Exercise input below:

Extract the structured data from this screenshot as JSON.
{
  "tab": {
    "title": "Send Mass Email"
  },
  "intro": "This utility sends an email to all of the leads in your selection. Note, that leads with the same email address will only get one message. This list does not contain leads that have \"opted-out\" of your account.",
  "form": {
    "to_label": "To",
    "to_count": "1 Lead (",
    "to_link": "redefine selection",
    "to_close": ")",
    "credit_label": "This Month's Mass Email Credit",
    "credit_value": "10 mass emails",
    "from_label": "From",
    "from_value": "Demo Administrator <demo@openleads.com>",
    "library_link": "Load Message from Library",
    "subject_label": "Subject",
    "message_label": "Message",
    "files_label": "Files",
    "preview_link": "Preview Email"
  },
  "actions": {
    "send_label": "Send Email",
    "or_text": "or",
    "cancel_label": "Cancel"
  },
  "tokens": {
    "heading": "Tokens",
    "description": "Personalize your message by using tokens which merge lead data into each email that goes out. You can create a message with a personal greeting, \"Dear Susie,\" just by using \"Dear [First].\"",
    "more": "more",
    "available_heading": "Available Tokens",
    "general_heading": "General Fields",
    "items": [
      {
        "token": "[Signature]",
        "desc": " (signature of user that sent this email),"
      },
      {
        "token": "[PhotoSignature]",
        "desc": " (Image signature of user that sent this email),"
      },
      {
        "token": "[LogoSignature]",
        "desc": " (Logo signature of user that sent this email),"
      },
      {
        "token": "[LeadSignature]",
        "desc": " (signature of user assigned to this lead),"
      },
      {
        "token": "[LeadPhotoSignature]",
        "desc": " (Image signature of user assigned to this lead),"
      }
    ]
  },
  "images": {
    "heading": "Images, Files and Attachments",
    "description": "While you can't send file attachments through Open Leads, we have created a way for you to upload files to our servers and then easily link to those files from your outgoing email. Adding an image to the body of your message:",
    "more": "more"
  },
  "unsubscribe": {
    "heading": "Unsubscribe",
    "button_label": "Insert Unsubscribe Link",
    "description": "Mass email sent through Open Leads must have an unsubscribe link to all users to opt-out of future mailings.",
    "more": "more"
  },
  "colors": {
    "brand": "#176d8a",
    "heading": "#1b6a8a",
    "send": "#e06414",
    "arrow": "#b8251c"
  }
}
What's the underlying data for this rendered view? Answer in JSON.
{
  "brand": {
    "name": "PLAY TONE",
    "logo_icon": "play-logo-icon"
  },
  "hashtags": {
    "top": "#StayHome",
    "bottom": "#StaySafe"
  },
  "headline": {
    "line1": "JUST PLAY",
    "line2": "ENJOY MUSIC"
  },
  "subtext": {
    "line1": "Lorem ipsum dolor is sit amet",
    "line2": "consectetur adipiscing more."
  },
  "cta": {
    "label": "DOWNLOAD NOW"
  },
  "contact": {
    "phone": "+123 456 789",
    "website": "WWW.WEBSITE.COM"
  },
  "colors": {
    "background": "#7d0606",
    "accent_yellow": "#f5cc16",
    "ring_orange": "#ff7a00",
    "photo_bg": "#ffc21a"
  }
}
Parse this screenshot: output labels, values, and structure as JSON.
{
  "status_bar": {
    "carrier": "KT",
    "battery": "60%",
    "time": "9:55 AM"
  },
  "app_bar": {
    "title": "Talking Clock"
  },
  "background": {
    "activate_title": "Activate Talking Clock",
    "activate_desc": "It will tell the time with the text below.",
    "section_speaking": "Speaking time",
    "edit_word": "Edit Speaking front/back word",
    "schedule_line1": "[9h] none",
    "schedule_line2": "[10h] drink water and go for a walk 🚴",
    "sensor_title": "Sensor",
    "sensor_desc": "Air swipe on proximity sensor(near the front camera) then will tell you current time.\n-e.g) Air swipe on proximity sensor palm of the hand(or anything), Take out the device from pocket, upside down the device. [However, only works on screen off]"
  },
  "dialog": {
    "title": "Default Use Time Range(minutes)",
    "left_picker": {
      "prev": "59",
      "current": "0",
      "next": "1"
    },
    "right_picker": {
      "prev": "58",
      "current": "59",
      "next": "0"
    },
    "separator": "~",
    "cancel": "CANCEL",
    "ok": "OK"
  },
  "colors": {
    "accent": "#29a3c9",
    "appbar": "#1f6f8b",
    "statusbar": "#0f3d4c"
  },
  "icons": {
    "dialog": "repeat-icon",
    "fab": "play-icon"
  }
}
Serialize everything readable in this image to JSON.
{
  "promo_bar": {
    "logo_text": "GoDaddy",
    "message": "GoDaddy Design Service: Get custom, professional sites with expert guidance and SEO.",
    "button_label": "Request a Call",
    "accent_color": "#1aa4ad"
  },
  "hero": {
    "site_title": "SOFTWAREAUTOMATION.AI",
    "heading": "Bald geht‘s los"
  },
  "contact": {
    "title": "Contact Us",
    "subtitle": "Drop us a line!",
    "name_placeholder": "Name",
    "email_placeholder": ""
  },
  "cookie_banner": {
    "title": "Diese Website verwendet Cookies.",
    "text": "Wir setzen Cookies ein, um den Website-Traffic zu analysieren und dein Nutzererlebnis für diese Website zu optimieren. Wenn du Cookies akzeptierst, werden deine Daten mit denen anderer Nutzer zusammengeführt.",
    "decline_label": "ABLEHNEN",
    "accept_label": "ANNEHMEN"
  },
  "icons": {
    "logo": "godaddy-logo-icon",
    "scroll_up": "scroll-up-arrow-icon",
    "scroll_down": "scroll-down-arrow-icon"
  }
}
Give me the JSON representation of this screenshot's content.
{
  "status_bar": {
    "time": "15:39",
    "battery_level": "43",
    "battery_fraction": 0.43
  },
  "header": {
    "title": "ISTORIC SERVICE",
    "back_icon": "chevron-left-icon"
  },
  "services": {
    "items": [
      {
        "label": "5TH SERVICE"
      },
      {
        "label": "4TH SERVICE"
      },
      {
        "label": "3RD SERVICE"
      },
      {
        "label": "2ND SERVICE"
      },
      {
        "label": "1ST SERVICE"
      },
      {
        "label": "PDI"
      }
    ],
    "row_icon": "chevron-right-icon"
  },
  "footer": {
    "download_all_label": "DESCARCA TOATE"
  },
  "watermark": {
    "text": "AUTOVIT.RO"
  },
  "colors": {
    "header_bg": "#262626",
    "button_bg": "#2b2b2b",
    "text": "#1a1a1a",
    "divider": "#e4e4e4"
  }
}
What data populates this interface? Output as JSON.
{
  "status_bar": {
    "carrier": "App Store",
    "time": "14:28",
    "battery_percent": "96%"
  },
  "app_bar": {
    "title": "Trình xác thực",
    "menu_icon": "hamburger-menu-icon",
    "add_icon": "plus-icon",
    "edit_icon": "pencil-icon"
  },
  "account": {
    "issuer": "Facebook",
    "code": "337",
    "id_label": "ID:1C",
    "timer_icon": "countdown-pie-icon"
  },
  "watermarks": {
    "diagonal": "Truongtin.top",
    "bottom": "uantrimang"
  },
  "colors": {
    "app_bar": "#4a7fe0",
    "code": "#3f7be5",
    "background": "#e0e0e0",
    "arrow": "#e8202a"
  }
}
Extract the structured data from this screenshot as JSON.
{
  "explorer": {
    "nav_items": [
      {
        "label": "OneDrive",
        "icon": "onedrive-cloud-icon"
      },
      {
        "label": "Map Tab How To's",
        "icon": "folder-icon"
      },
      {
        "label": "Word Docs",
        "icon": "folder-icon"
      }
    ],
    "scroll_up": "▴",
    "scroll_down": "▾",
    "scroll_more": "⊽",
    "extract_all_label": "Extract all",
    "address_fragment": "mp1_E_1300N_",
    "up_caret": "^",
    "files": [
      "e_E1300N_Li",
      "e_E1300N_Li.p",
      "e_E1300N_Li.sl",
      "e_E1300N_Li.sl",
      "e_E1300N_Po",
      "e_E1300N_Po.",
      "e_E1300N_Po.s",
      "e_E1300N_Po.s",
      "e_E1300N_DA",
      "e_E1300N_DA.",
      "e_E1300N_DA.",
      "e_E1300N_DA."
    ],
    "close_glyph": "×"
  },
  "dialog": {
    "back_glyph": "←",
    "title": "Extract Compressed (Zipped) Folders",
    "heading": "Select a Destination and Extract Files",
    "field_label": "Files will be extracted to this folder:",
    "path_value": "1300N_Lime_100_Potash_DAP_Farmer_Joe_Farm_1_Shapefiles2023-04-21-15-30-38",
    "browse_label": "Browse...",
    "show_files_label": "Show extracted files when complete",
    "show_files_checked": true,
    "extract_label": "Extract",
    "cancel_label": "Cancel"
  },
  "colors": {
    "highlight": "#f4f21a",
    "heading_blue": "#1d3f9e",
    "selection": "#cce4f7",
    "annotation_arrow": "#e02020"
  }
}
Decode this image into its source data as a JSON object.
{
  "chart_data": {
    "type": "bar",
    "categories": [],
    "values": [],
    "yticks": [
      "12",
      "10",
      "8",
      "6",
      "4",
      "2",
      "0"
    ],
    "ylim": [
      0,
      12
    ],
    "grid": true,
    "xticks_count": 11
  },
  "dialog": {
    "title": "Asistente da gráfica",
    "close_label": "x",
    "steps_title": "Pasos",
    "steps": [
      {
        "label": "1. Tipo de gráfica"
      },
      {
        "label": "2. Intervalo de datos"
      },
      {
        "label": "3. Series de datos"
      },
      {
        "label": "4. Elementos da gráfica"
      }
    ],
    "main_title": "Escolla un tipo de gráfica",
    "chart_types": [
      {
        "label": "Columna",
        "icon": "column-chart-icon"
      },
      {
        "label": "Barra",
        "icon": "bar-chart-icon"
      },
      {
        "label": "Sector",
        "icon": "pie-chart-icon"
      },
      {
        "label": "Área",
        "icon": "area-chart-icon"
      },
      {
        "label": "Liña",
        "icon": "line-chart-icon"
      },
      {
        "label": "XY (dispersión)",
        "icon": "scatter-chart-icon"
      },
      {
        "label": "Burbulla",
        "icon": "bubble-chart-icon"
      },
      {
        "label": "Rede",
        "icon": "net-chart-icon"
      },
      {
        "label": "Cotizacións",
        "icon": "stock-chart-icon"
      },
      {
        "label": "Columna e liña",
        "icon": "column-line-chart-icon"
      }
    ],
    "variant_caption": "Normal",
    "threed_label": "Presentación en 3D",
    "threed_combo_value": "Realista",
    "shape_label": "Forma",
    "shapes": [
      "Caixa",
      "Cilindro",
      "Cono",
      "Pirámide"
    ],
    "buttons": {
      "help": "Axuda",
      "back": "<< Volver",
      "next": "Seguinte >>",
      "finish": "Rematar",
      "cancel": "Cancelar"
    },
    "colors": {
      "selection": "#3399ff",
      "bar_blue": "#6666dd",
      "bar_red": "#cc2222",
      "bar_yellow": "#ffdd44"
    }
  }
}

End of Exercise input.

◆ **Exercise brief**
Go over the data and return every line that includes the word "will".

◆ **Finished exercise**
  "intro": "This utility sends an email to all of the leads in your selection. Note, that leads with the same email address will only get one message. This list does not contain leads that have \"opted-out\" of your account.",
    "activate_desc": "It will tell the time with the text below.",
    "sensor_desc": "Air swipe on proximity sensor(near the front camera) then will tell you current time.\n-e.g) Air swipe on proximity sensor palm of the hand(or anything), Take out the device from pocket, upside down the device. [However, only works on screen off]"
    "field_label": "Files will be extracted to this folder:",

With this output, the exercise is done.